(Stored data)
********************
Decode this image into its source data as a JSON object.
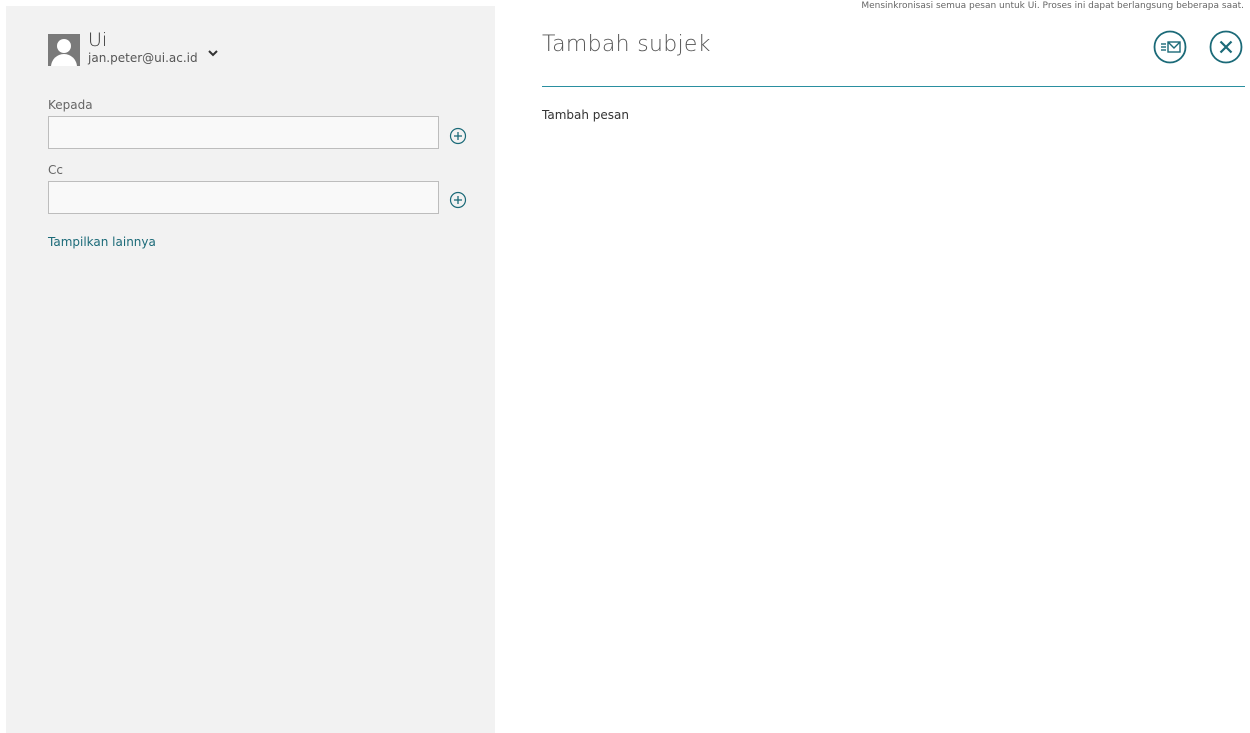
{
  "account": {
    "name": "Ui",
    "email": "jan.peter@ui.ac.id"
  },
  "to_field": {
    "label": "Kepada",
    "value": ""
  },
  "cc_field": {
    "label": "Cc",
    "value": ""
  },
  "show_more_label": "Tampilkan lainnya",
  "sync_status": "Mensinkronisasi semua pesan untuk Ui.  Proses ini dapat berlangsung beberapa saat.",
  "subject": {
    "placeholder": "Tambah subjek"
  },
  "message": {
    "placeholder": "Tambah pesan"
  },
  "icons": {
    "avatar": "person-icon",
    "account_menu": "chevron-down-icon",
    "add_recipient": "plus-circle-icon",
    "send": "send-mail-icon",
    "close": "close-circle-icon"
  },
  "colors": {
    "accent": "#1b6a78",
    "pane_background": "#f2f2f2"
  }
}
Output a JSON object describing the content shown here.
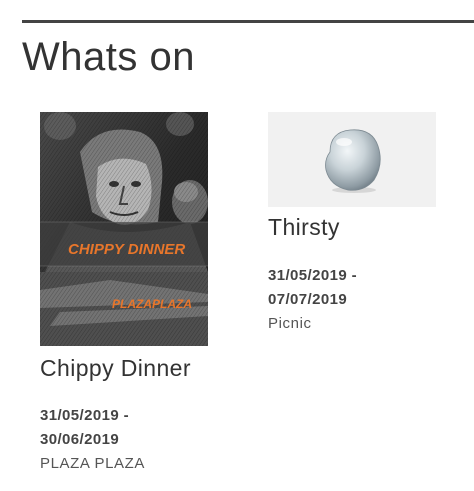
{
  "section": {
    "title": "Whats on"
  },
  "events": [
    {
      "title": "Chippy Dinner",
      "date_start": "31/05/2019 -",
      "date_end": "30/06/2019",
      "venue": "PLAZA PLAZA",
      "image_text_1": "CHIPPY DINNER",
      "image_text_2": "PLAZAPLAZA"
    },
    {
      "title": "Thirsty",
      "date_start": "31/05/2019 -",
      "date_end": "07/07/2019",
      "venue": "Picnic"
    }
  ],
  "colors": {
    "text": "#333333",
    "rule": "#444444",
    "poster_accent": "#e8762b",
    "thumb_bg": "#f1f1f1"
  }
}
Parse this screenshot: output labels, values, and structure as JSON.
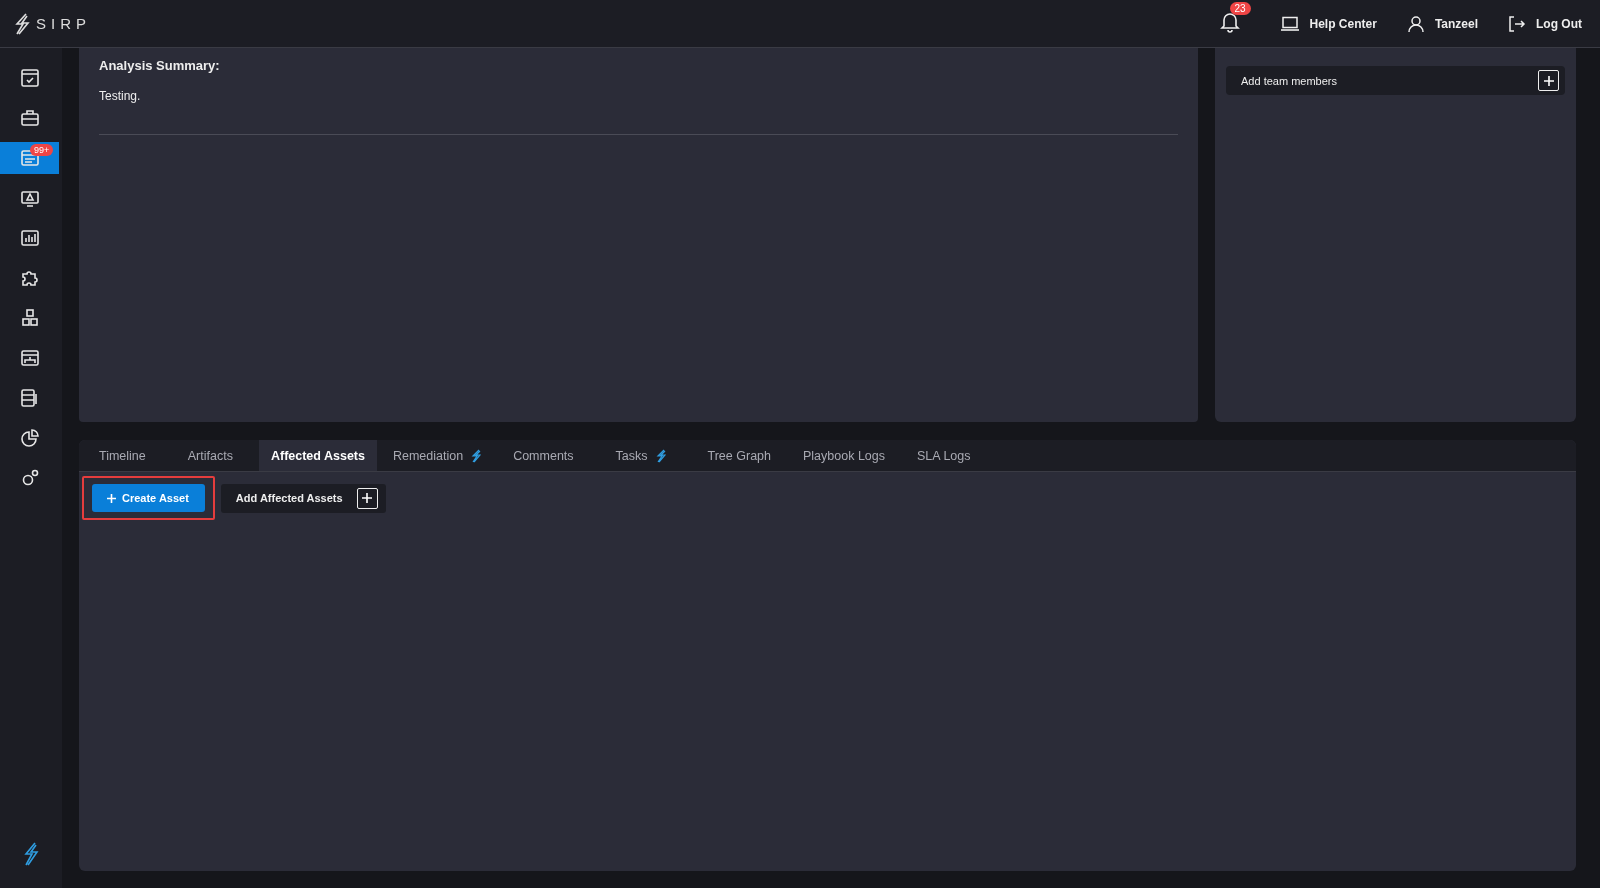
{
  "header": {
    "logo": "SIRP",
    "notifications": "23",
    "help": "Help Center",
    "user": "Tanzeel",
    "logout": "Log Out"
  },
  "sidebar": {
    "items": [
      {
        "selected": false
      },
      {
        "selected": false
      },
      {
        "selected": true,
        "badge": "99+"
      },
      {
        "selected": false
      },
      {
        "selected": false
      },
      {
        "selected": false
      },
      {
        "selected": false
      },
      {
        "selected": false
      },
      {
        "selected": false
      },
      {
        "selected": false
      },
      {
        "selected": false
      }
    ]
  },
  "summary": {
    "heading": "Analysis Summary:",
    "text": "Testing."
  },
  "team": {
    "label": "Add team members"
  },
  "tabs": [
    {
      "label": "Timeline",
      "selected": false,
      "bolt": false
    },
    {
      "label": "Artifacts",
      "selected": false,
      "bolt": false
    },
    {
      "label": "Affected Assets",
      "selected": true,
      "bolt": false
    },
    {
      "label": "Remediation",
      "selected": false,
      "bolt": true
    },
    {
      "label": "Comments",
      "selected": false,
      "bolt": false
    },
    {
      "label": "Tasks",
      "selected": false,
      "bolt": true
    },
    {
      "label": "Tree Graph",
      "selected": false,
      "bolt": false
    },
    {
      "label": "Playbook Logs",
      "selected": false,
      "bolt": false
    },
    {
      "label": "SLA Logs",
      "selected": false,
      "bolt": false
    }
  ],
  "actions": {
    "create": {
      "label": "Create Asset",
      "highlighted": true
    },
    "add": {
      "label": "Add Affected Assets"
    }
  }
}
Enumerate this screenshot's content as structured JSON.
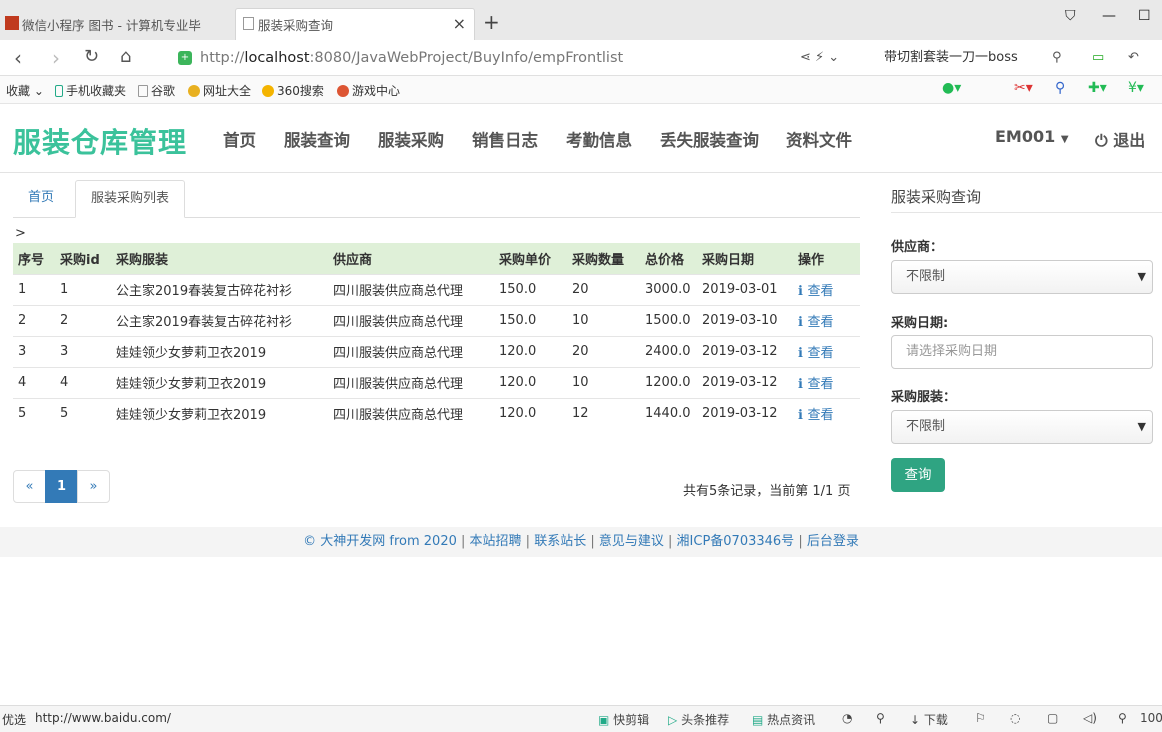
{
  "browser": {
    "tabs": [
      {
        "title": "微信小程序 图书 - 计算机专业毕"
      },
      {
        "title": "服装采购查询"
      }
    ],
    "url_prefix": "http://",
    "url_host": "localhost",
    "url_rest": ":8080/JavaWebProject/BuyInfo/empFrontlist",
    "search_text": "带切割套装一刀一boss",
    "bookmarks": [
      "收藏",
      "手机收藏夹",
      "谷歌",
      "网址大全",
      "360搜索",
      "游戏中心"
    ],
    "status_left": "优选",
    "status_url": "http://www.baidu.com/",
    "status_items": [
      "快剪辑",
      "头条推荐",
      "热点资讯",
      "下载",
      "100"
    ]
  },
  "nav": {
    "brand": "服装仓库管理",
    "items": [
      "首页",
      "服装查询",
      "服装采购",
      "销售日志",
      "考勤信息",
      "丢失服装查询",
      "资料文件"
    ],
    "user": "EM001",
    "logout": "退出"
  },
  "page_tabs": {
    "home": "首页",
    "active": "服装采购列表"
  },
  "breadcrumb": ">",
  "table": {
    "headers": [
      "序号",
      "采购id",
      "采购服装",
      "供应商",
      "采购单价",
      "采购数量",
      "总价格",
      "采购日期",
      "操作"
    ],
    "rows": [
      [
        "1",
        "1",
        "公主家2019春装复古碎花衬衫",
        "四川服装供应商总代理",
        "150.0",
        "20",
        "3000.0",
        "2019-03-01",
        "查看"
      ],
      [
        "2",
        "2",
        "公主家2019春装复古碎花衬衫",
        "四川服装供应商总代理",
        "150.0",
        "10",
        "1500.0",
        "2019-03-10",
        "查看"
      ],
      [
        "3",
        "3",
        "娃娃领少女萝莉卫衣2019",
        "四川服装供应商总代理",
        "120.0",
        "20",
        "2400.0",
        "2019-03-12",
        "查看"
      ],
      [
        "4",
        "4",
        "娃娃领少女萝莉卫衣2019",
        "四川服装供应商总代理",
        "120.0",
        "10",
        "1200.0",
        "2019-03-12",
        "查看"
      ],
      [
        "5",
        "5",
        "娃娃领少女萝莉卫衣2019",
        "四川服装供应商总代理",
        "120.0",
        "12",
        "1440.0",
        "2019-03-12",
        "查看"
      ]
    ]
  },
  "pager": {
    "prev": "«",
    "current": "1",
    "next": "»",
    "info": "共有5条记录，当前第 1/1 页"
  },
  "sidebar": {
    "title": "服装采购查询",
    "supplier_label": "供应商：",
    "supplier_value": "不限制",
    "date_label": "采购日期:",
    "date_placeholder": "请选择采购日期",
    "clothes_label": "采购服装：",
    "clothes_value": "不限制",
    "query_button": "查询"
  },
  "footer": {
    "links": [
      "© 大神开发网 from 2020",
      "本站招聘",
      "联系站长",
      "意见与建议",
      "湘ICP备0703346号",
      "后台登录"
    ]
  }
}
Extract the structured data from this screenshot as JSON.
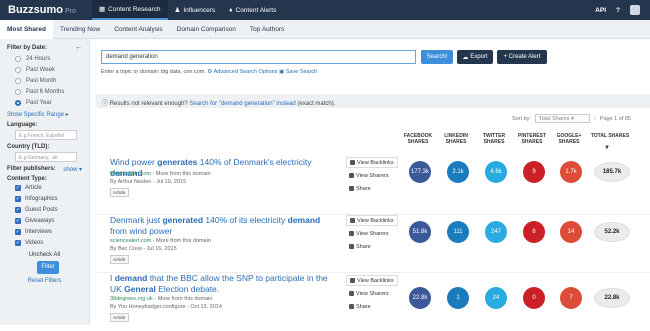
{
  "top": {
    "brand": "Buzzsumo",
    "brand_suffix": "Pro",
    "nav": [
      {
        "label": "Content Research",
        "icon": "grid-icon"
      },
      {
        "label": "Influencers",
        "icon": "people-icon"
      },
      {
        "label": "Content Alerts",
        "icon": "bell-icon"
      }
    ],
    "api": "API",
    "help": "?"
  },
  "subnav": [
    "Most Shared",
    "Trending Now",
    "Content Analysis",
    "Domain Comparison",
    "Top Authors"
  ],
  "sidebar": {
    "filter_title": "Filter by Date:",
    "collapse_icon": "arrow-left-icon",
    "dates": [
      "24 Hours",
      "Past Week",
      "Past Month",
      "Past 6 Months",
      "Past Year"
    ],
    "selected_date": "Past Year",
    "specific_range": "Show Specific Range ▸",
    "language_label": "Language:",
    "language_placeholder": "E.g French, Español",
    "country_label": "Country (TLD):",
    "country_placeholder": "E.g Germany, .de",
    "publisher_label": "Filter publishers:",
    "publisher_show": "show ▾",
    "content_type_label": "Content Type:",
    "content_types": [
      "Article",
      "Infographics",
      "Guest Posts",
      "Giveaways",
      "Interviews",
      "Videos"
    ],
    "uncheck_all": "Uncheck All",
    "filter_button": "Filter",
    "reset": "Reset Filters"
  },
  "search": {
    "value": "demand generation",
    "search_button": "Search!",
    "export_button": "Export",
    "alert_button": "+ Create Alert",
    "hint": "Enter a topic or domain: big data, cnn.com.",
    "advanced": "Advanced Search Options",
    "save": "Save Search"
  },
  "notice": {
    "prefix": "Results not relevant enough? ",
    "link": "Search for \"demand generation\" instead",
    "suffix": " (exact match)."
  },
  "sort": {
    "label": "Sort by:",
    "value": "Total Shares",
    "page": "Page 1 of 85"
  },
  "columns": [
    "FACEBOOK SHARES",
    "LINKEDIN SHARES",
    "TWITTER SHARES",
    "PINTEREST SHARES",
    "GOOGLE+ SHARES",
    "TOTAL SHARES"
  ],
  "colors": {
    "facebook": "#3b5998",
    "linkedin": "#1a7bbd",
    "twitter": "#29aae1",
    "pinterest": "#cb2027",
    "google": "#dd4b39"
  },
  "actions": {
    "backlinks": "View Backlinks",
    "sharers": "View Sharers",
    "share": "Share"
  },
  "results": [
    {
      "title_parts": [
        "Wind power ",
        "generates",
        " 140% of Denmark's electricity ",
        "demand",
        ""
      ],
      "url": "theguardian.com",
      "more": " - More from this domain",
      "by": "By Arthur Neslen - Jul 10, 2015",
      "tag": "Article",
      "facebook": "177.3k",
      "linkedin": "2.1k",
      "twitter": "4.6k",
      "pinterest": "9",
      "google": "1.7k",
      "total": "185.7k"
    },
    {
      "title_parts": [
        "Denmark just ",
        "generated",
        " 140% of its electricity ",
        "demand",
        " from wind power"
      ],
      "url": "sciencealert.com",
      "more": " - More from this domain",
      "by": "By Bec Crew - Jul 16, 2015",
      "tag": "Article",
      "facebook": "51.8k",
      "linkedin": "111",
      "twitter": "247",
      "pinterest": "6",
      "google": "14",
      "total": "52.2k"
    },
    {
      "title_parts": [
        "I ",
        "demand",
        " that the BBC allow the SNP to participate in the UK ",
        "General",
        " Election debate."
      ],
      "url": "38degrees.org.uk",
      "more": " - More from this domain",
      "by": "By You Honeybadger.configure - Oct 13, 2014",
      "tag": "Article",
      "facebook": "22.8k",
      "linkedin": "1",
      "twitter": "24",
      "pinterest": "0",
      "google": "7",
      "total": "22.8k"
    }
  ]
}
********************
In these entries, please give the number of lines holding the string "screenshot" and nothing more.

- [Reply to the exercise] 3